Nationwide today said it expects a stronger end to its financial year in spite of a dip in mortgage lending.
Profits fell from £946m to £886m, although those figures were distorted by the £100m sale of a stake in Visa Europe last year, as well as a £26m one-off gain from the disposal of the stake in VocaLink this year. Underlying profits, stripping out the one-off costs, rose by 3.8 per cent to £883m.
Mortgage lending fell to £24.1bn in its third-quarter, down from £26.2bn in the same period last year.
The bank's capital tier one equity ratio, a key measure of the bank's capital strength, rose significantly to 30.5 per cent, up from 25.4 per cent less than a year ago.
Nationwide also gained more new current account customers than any other bank, with openings up eight per cent in the quarter to 617,000.
As Britain's biggest building society, Nationwide is a key player in a housing market which has showed signs recently of a slowdown, as house prices have stalled.
At its half-year results in November Nationwide warned of the likely dip in its mortgage lending amid intense competition. The building society said it will "prioritise quality over volumes" in its lending rather than chasing market share, which could potentially leave it exposed if economic conditions turn.
However, the Bank of England's rate rise path should benefit the lender. Continued low interest rates will "maintain pressure on margins", it said today, but the Bank's steeper path of rate hikes should give a boost to interest margins.

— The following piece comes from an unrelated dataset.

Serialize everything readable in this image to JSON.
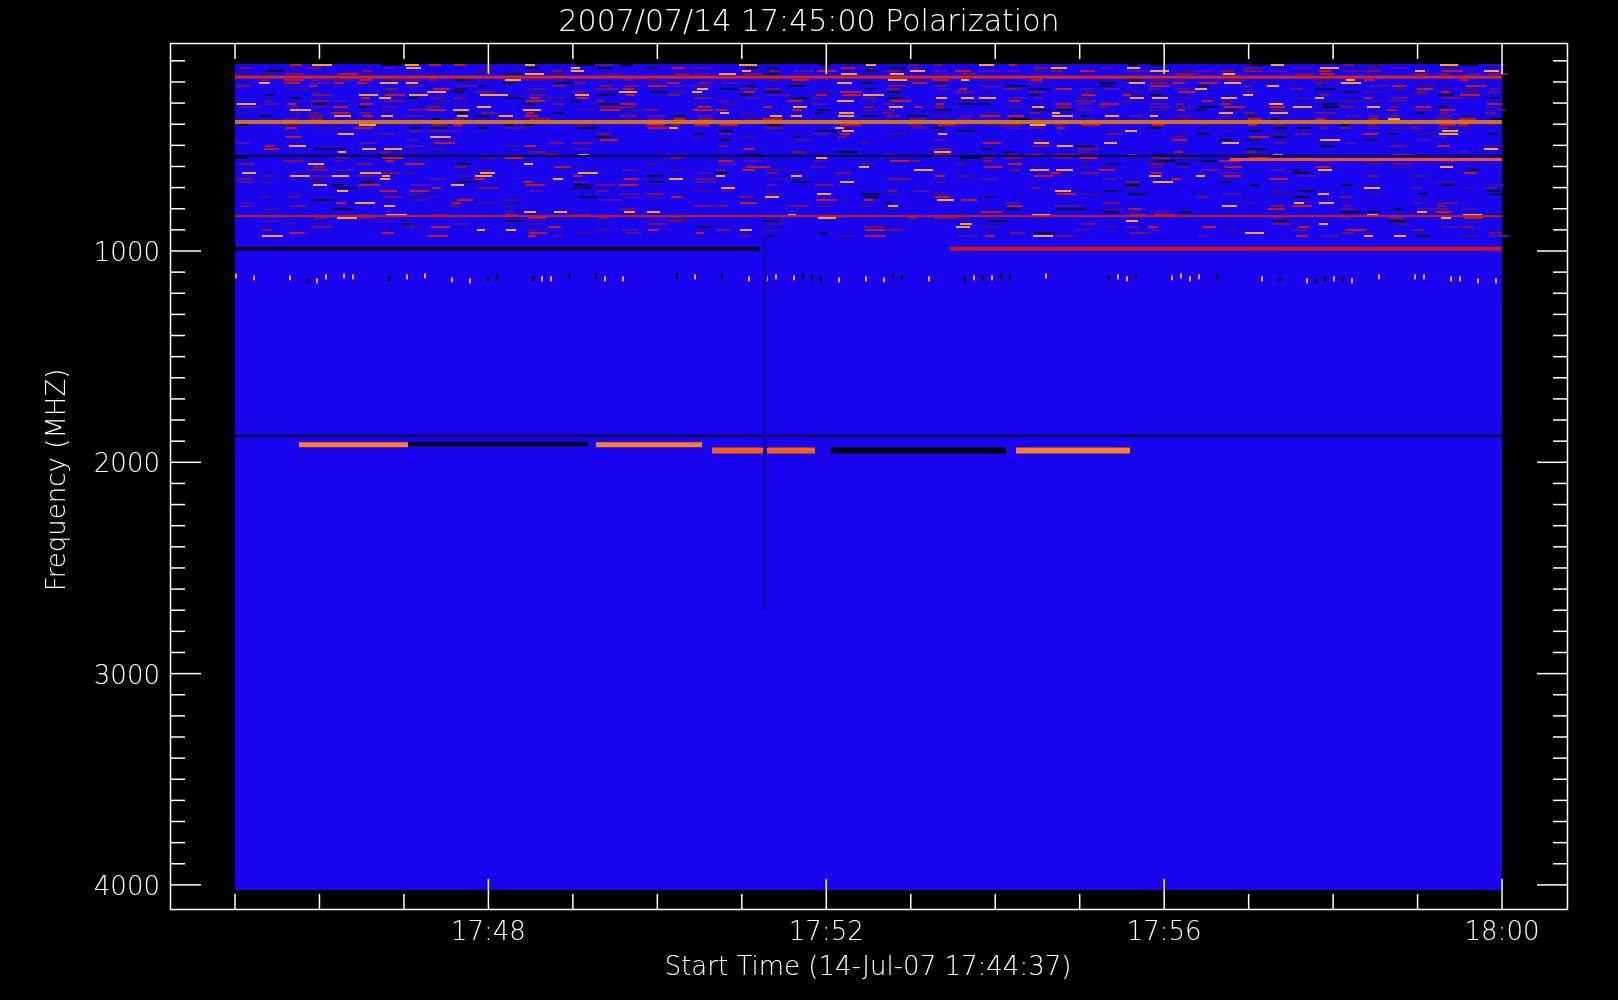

Nationwide chief executive Joe Garner said: “The Society continued to trade strongly in the period."
"As we anticipated, a subdued buy-to-let mortgage market, plus sustained competition, slowed the pace of growth in our mortgage book. With third quarter mortgage reservations significantly stronger than for the same period last year, we expect a strong final quarter for our gross lending."

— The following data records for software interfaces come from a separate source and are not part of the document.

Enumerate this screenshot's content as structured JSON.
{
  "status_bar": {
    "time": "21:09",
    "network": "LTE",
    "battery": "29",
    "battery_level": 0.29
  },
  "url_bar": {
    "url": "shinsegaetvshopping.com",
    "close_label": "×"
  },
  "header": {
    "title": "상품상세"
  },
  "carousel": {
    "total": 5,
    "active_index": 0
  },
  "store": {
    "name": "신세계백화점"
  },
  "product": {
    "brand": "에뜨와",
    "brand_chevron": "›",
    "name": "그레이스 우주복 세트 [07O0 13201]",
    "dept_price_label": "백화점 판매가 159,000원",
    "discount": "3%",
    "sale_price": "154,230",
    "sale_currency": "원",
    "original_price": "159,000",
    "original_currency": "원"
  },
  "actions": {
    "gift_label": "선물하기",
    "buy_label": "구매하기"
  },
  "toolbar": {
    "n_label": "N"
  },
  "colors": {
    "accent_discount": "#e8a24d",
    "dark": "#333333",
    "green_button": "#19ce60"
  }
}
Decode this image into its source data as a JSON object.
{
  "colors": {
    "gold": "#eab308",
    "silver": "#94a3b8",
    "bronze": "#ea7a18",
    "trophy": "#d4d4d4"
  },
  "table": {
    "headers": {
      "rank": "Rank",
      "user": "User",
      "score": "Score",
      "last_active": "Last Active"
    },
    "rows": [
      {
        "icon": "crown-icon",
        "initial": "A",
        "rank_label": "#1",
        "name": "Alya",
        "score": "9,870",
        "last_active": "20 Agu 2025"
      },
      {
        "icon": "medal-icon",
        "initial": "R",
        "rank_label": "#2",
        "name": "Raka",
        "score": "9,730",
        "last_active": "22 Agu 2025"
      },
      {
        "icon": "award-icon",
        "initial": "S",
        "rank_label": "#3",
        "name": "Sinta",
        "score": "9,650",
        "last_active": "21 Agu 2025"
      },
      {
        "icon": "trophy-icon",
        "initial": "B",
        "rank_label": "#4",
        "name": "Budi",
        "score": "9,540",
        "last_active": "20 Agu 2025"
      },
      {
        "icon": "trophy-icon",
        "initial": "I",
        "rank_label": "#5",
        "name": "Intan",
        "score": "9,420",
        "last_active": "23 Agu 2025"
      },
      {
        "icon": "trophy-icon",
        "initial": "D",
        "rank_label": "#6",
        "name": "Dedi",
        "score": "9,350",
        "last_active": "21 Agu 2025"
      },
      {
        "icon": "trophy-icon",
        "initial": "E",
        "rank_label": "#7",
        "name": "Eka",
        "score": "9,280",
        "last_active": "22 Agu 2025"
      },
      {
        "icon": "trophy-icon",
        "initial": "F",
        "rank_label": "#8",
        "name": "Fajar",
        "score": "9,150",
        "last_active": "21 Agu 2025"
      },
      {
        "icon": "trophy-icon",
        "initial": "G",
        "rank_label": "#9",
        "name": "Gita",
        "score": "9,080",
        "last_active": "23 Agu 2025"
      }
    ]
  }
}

“Looking ahead, we expect the economy to continue to grow but only modestly," he said. "Modest economic growth is also likely to hold back the housing market and house price growth. Overall, we expect house prices to be broadly flat in 2018 with perhaps a marginal gain of around one per cent."